-------- ENTRIES PROVIDED --------

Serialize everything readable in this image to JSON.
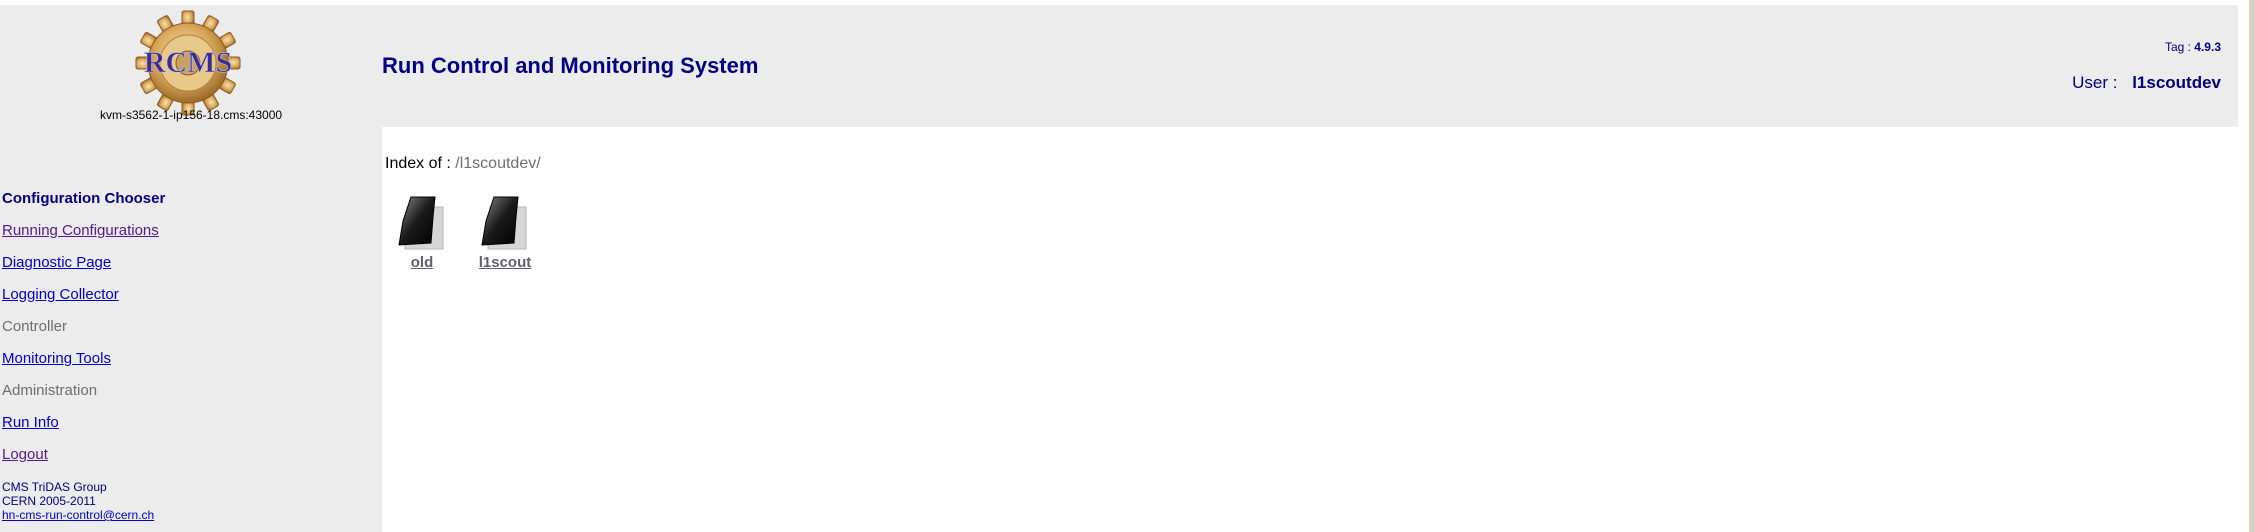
{
  "header": {
    "logo_text": "RCMS",
    "host": "kvm-s3562-1-ip156-18.cms:43000",
    "title": "Run Control and Monitoring System",
    "tag_label": "Tag :",
    "tag_value": "4.9.3",
    "user_label": "User :",
    "user_value": "l1scoutdev"
  },
  "sidebar": {
    "heading": "Configuration Chooser",
    "items": [
      {
        "label": "Running Configurations",
        "type": "link"
      },
      {
        "label": "Diagnostic Page",
        "type": "link"
      },
      {
        "label": "Logging Collector",
        "type": "link"
      },
      {
        "label": "Controller",
        "type": "static"
      },
      {
        "label": "Monitoring Tools",
        "type": "link"
      },
      {
        "label": "Administration",
        "type": "static"
      },
      {
        "label": "Run Info",
        "type": "link"
      },
      {
        "label": "Logout",
        "type": "link"
      }
    ],
    "footer": {
      "line1": "CMS TriDAS Group",
      "line2": "CERN 2005-2011",
      "email": "hn-cms-run-control@cern.ch"
    }
  },
  "main": {
    "index_label": "Index of :",
    "path": "/l1scoutdev/",
    "folders": [
      {
        "name": "old",
        "icon": "folder-icon"
      },
      {
        "name": "l1scout",
        "icon": "folder-icon"
      }
    ]
  },
  "colors": {
    "header_bg": "#ececec",
    "title": "#000080",
    "link": "#0000cc",
    "visited_link": "#551a8b",
    "static_text": "#6e6e6e"
  }
}
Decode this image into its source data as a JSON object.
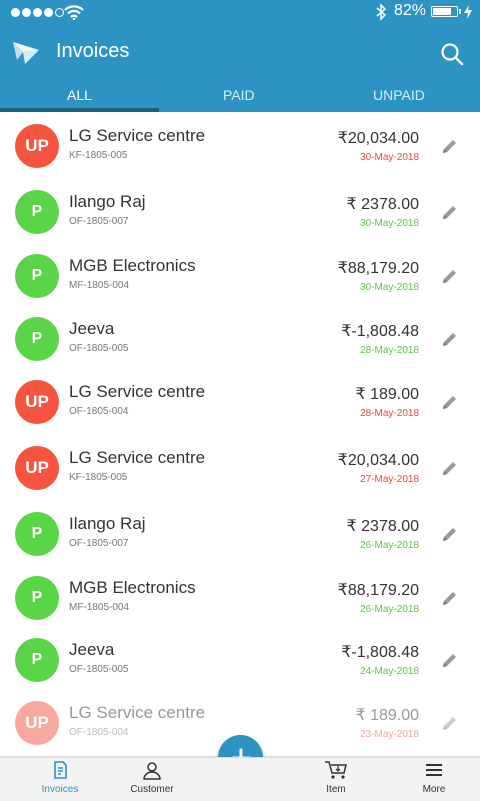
{
  "status": {
    "battery": "82%"
  },
  "header": {
    "title": "Invoices"
  },
  "tabs": [
    {
      "label": "ALL"
    },
    {
      "label": "PAID"
    },
    {
      "label": "UNPAID"
    }
  ],
  "invoices": [
    {
      "badge": "UP",
      "name": "LG Service centre",
      "code": "KF-1805-005",
      "amount": "₹20,034.00",
      "date": "30-May-2018"
    },
    {
      "badge": "P",
      "name": "Ilango Raj",
      "code": "OF-1805-007",
      "amount": "₹ 2378.00",
      "date": "30-May-2018"
    },
    {
      "badge": "P",
      "name": "MGB Electronics",
      "code": "MF-1805-004",
      "amount": "₹88,179.20",
      "date": "30-May-2018"
    },
    {
      "badge": "P",
      "name": "Jeeva",
      "code": "OF-1805-005",
      "amount": "₹-1,808.48",
      "date": "28-May-2018"
    },
    {
      "badge": "UP",
      "name": "LG Service centre",
      "code": "OF-1805-004",
      "amount": "₹ 189.00",
      "date": "28-May-2018"
    },
    {
      "badge": "UP",
      "name": "LG Service centre",
      "code": "KF-1805-005",
      "amount": "₹20,034.00",
      "date": "27-May-2018"
    },
    {
      "badge": "P",
      "name": "Ilango Raj",
      "code": "OF-1805-007",
      "amount": "₹ 2378.00",
      "date": "26-May-2018"
    },
    {
      "badge": "P",
      "name": "MGB Electronics",
      "code": "MF-1805-004",
      "amount": "₹88,179.20",
      "date": "26-May-2018"
    },
    {
      "badge": "P",
      "name": "Jeeva",
      "code": "OF-1805-005",
      "amount": "₹-1,808.48",
      "date": "24-May-2018"
    },
    {
      "badge": "UP",
      "name": "LG Service centre",
      "code": "OF-1805-004",
      "amount": "₹ 189.00",
      "date": "23-May-2018"
    }
  ],
  "bottom_nav": [
    {
      "label": "Invoices",
      "icon": "invoice-icon"
    },
    {
      "label": "Customer",
      "icon": "customer-icon"
    },
    {
      "label": "Item",
      "icon": "cart-icon"
    },
    {
      "label": "More",
      "icon": "menu-icon"
    }
  ],
  "colors": {
    "primary": "#2c93c3",
    "unpaid": "#f5543f",
    "paid": "#5ad548",
    "tab_indicator": "#1c5f7f"
  }
}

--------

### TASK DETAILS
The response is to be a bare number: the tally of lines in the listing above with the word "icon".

### EXERCISE ANSWER
6